During a time when insanity continues to occur south of our border, good news is getting hard to find. But there are some positive developments to be found in Iceland, which announced on International Women’s Day that it would introduce new legislation this month to eradicate the pay gap between all forms of gender, ethnicity, sexuality, and nationality.

Iceland is the first to do this on a national scale, and the first that will legislate this on both private and public firms. The Icelandic government has heard both sides of the issue, with women protesting in October of last year for the government to do more about the pay gap, while the opposition feels this would generate more bureaucracy as the pay gap gets resolved.

When looking at this issue, it is hard not to see a need for Canada to adopt similar legislation. Canada’s wage gap between men and women is approximately 72 cents on the dollar, according to a recent study done by Oxfam Canada and the Canadian Centre for Policy Alternatives.

The study found Canada had remained at the same level since approximately 2011, and that women worked more hours on average than men, which is a commonly cited argument used against the existence of the wage gap. The study also found women spend three times as many hours providing unpaid care and doing household work than men.

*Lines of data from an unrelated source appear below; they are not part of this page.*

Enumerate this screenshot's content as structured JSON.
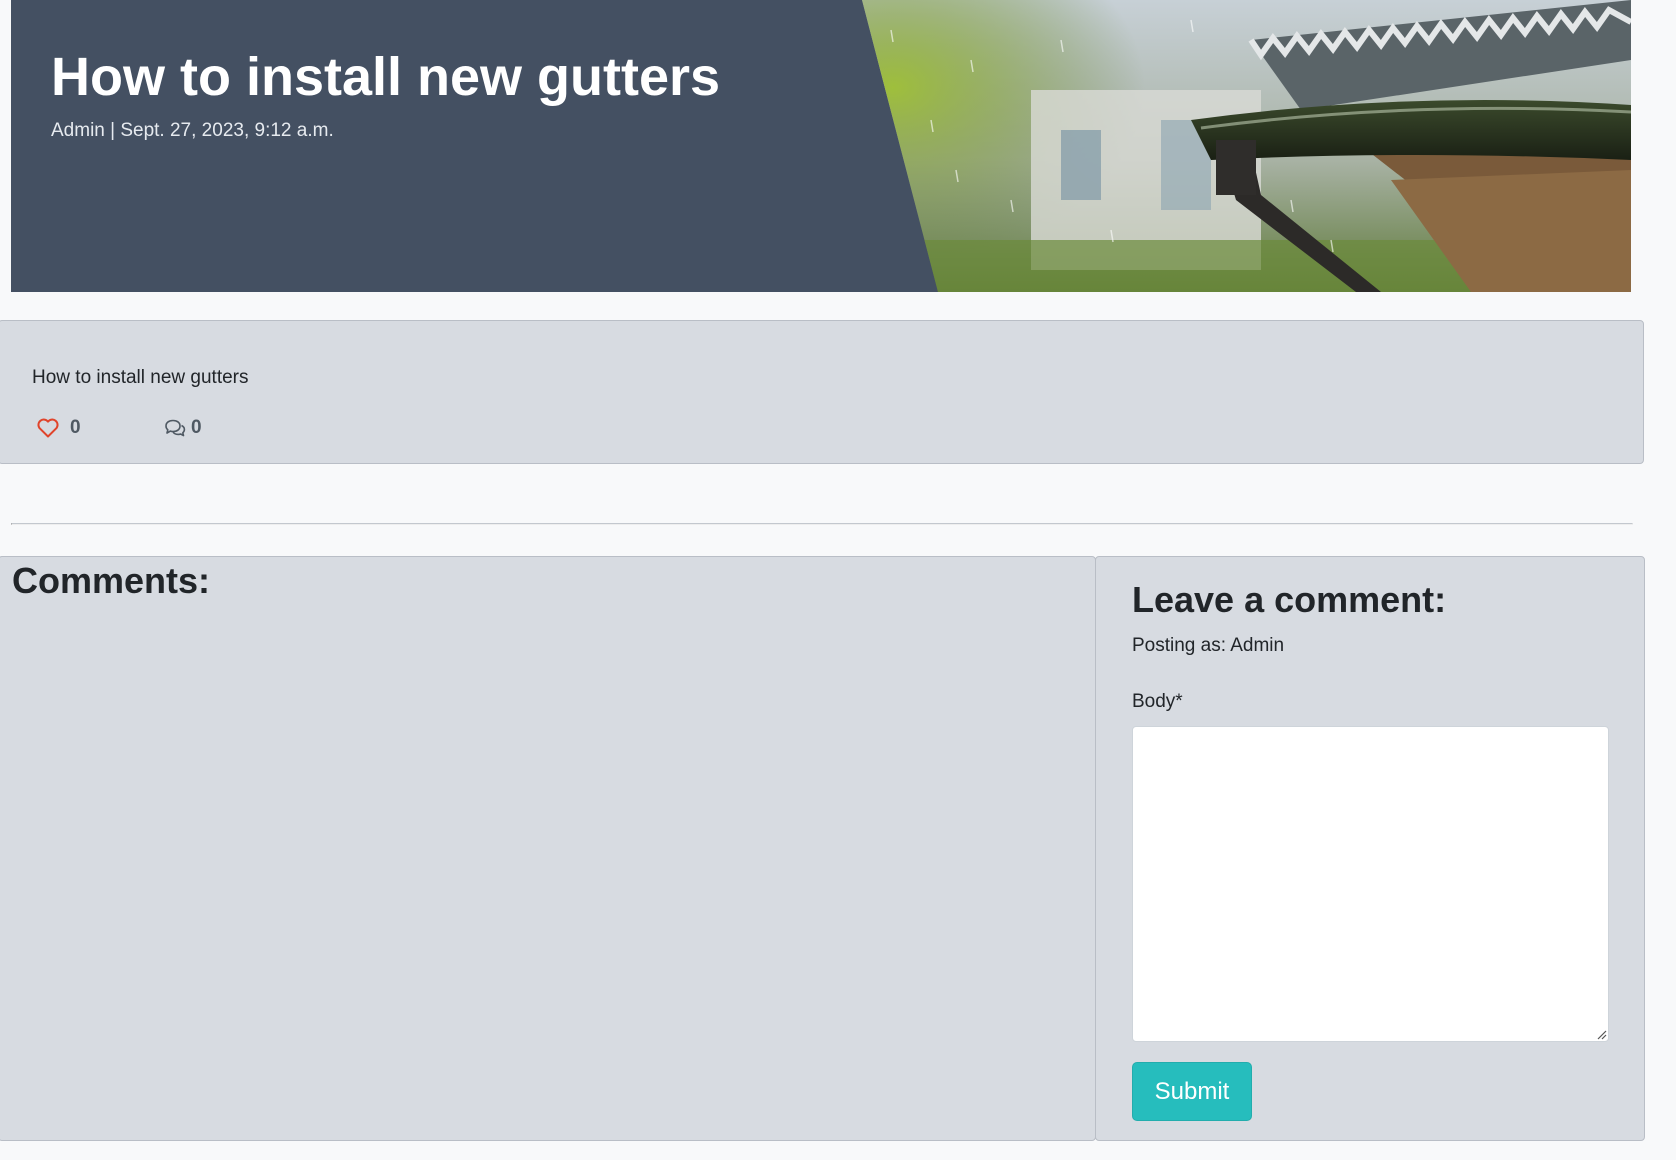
{
  "post": {
    "title": "How to install new gutters",
    "meta": "Admin | Sept. 27, 2023, 9:12 a.m.",
    "body": "How to install new gutters",
    "likes": "0",
    "comments_count": "0"
  },
  "comments_section": {
    "heading": "Comments:"
  },
  "comment_form": {
    "heading": "Leave a comment:",
    "posting_as": "Posting as: Admin",
    "body_label": "Body*",
    "body_value": "",
    "submit_label": "Submit"
  },
  "icons": {
    "like": "heart-outline-icon",
    "comments": "chat-bubbles-icon",
    "hero": "rain-gutter-photo"
  },
  "colors": {
    "hero_background": "#445062",
    "card_background": "#d7dbe1",
    "page_background": "#f8f9fa",
    "heart": "#e0442b",
    "submit_button": "#26bdbd"
  }
}
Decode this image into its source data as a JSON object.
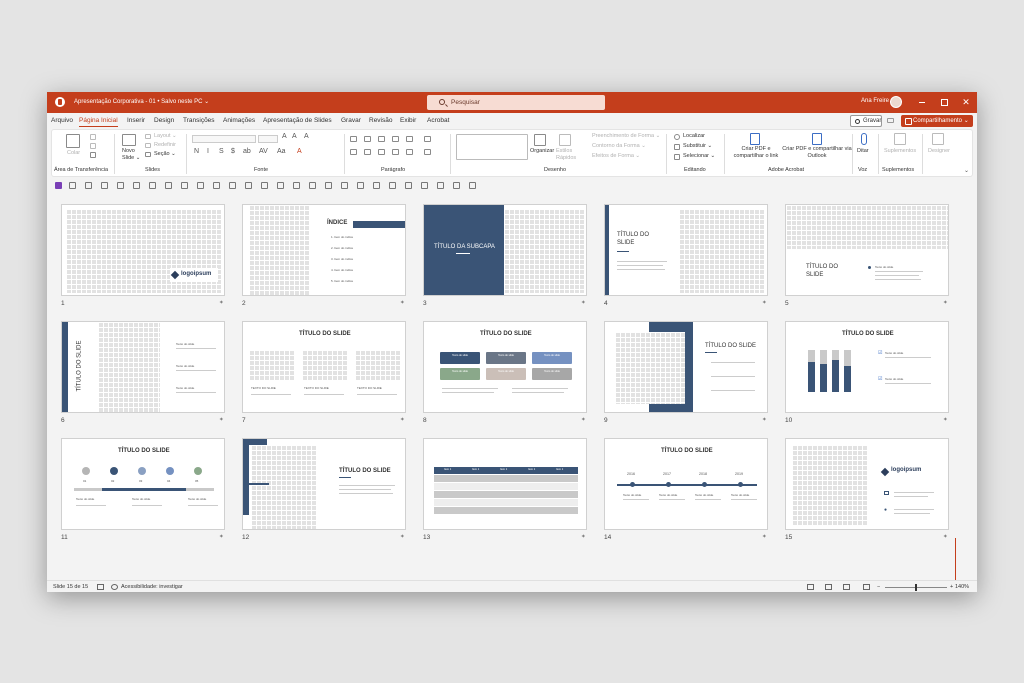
{
  "titlebar": {
    "doc_title": "Apresentação Corporativa - 01 • Salvo neste PC ⌄",
    "search_placeholder": "Pesquisar",
    "user_name": "Ana Freire",
    "close_glyph": "✕"
  },
  "tabs": [
    "Arquivo",
    "Página Inicial",
    "Inserir",
    "Design",
    "Transições",
    "Animações",
    "Apresentação de Slides",
    "Gravar",
    "Revisão",
    "Exibir",
    "Acrobat"
  ],
  "active_tab": "Página Inicial",
  "actions": {
    "gravar": "Gravar",
    "share": "Compartilhamento ⌄"
  },
  "ribbon": {
    "groups": [
      "Área de Transferência",
      "Slides",
      "Fonte",
      "Parágrafo",
      "Desenho",
      "Editando",
      "Adobe Acrobat",
      "Voz",
      "Suplementos"
    ],
    "colar": "Colar",
    "novo_slide": "Novo Slide ⌄",
    "layout": "Layout ⌄",
    "redefinir": "Redefinir",
    "secao": "Seção ⌄",
    "organizar": "Organizar",
    "estilos_rapidos": "Estilos Rápidos",
    "preenchimento": "Preenchimento de Forma ⌄",
    "contorno": "Contorno da Forma ⌄",
    "efeitos": "Efeitos de Forma ⌄",
    "localizar": "Localizar",
    "substituir": "Substituir ⌄",
    "selecionar": "Selecionar ⌄",
    "criar_pdf_link": "Criar PDF e compartilhar o link",
    "criar_pdf_outlook": "Criar PDF e compartilhar via Outlook",
    "ditar": "Ditar",
    "suplementos": "Suplementos",
    "designer": "Designer",
    "font_buttons": [
      "N",
      "I",
      "S",
      "$",
      "ab",
      "AV",
      "Aa",
      "A"
    ]
  },
  "slides": [
    {
      "num": "1",
      "logo": "logoipsum"
    },
    {
      "num": "2",
      "title": "ÍNDICE",
      "items": [
        "1.  Item do índice",
        "2.  Item do índice",
        "3.  Item do índice",
        "4.  Item do índice",
        "5.  Item do índice"
      ]
    },
    {
      "num": "3",
      "title": "TÍTULO DA SUBCAPA"
    },
    {
      "num": "4",
      "title": "TÍTULO DO SLIDE"
    },
    {
      "num": "5",
      "title": "TÍTULO DO SLIDE",
      "sub": "Texto do slide"
    },
    {
      "num": "6",
      "title": "TÍTULO DO SLIDE",
      "sub": "Texto do slide"
    },
    {
      "num": "7",
      "title": "TÍTULO DO SLIDE",
      "sub": "TEXTO DO SLIDE"
    },
    {
      "num": "8",
      "title": "TÍTULO DO SLIDE",
      "sub": "Texto do slide"
    },
    {
      "num": "9",
      "title": "TÍTULO DO SLIDE"
    },
    {
      "num": "10",
      "title": "TÍTULO DO SLIDE",
      "sub": "Texto do slide"
    },
    {
      "num": "11",
      "title": "TÍTULO DO SLIDE",
      "steps": [
        "01",
        "02",
        "03",
        "04",
        "05"
      ],
      "sub": "Texto do slide"
    },
    {
      "num": "12",
      "title": "TÍTULO DO SLIDE"
    },
    {
      "num": "13",
      "header": "Item 1"
    },
    {
      "num": "14",
      "title": "TÍTULO DO SLIDE",
      "years": [
        "2016",
        "2017",
        "2018",
        "2019"
      ],
      "sub": "Texto do slide"
    },
    {
      "num": "15",
      "logo": "logoipsum"
    }
  ],
  "status": {
    "slide_count": "Slide 15 de 15",
    "accessibility": "Acessibilidade: investigar",
    "zoom": "140%"
  },
  "colors": {
    "accent": "#c43e1c",
    "navy": "#3a5476"
  }
}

With this kind of evidence being presented, it is worth asking why Canada has not seized upon and attempted to implement a better system to improve the lives of all Canadians. Studies like those conducted by Oxfam and the Centre for Policy Alternatives have shown that closing the wage gap benefits the economy and improves the gross domestic product.

While this move would generate more bureaucracy, implementing legislation to hold private firms accountable would help inform future employees (especially students) in selecting top places to work, since it would let them know that all employees will be paid equally ahead of time.

Besides, Canada already has elements of bureaucratic oversight in place, with Labour Canada monitoring businesses to make sure they comply with Occupational Health and Safety regulations. Having firms provide audits to prove that fair pay is being administered would encourage those organizations to close the pay gap.

While bureaucracy would be an issue initially, over time the need for oversight would diminish, as equal pay would eventually become more and more common.

Opposition to these types of motions also usually includes the argument that the pay gap is only involved in unique issues, and is not an overall systemic problem that Canada faces.

However, until studies can show that there is no pay gap between all employees no matter their gender, ethnicity, sexuality, or nationality, there is a need for government involvement and legislation to benefit all Canadians.

Iceland is leading the way in pay parity—let’s have Canada join this race to achieve equity.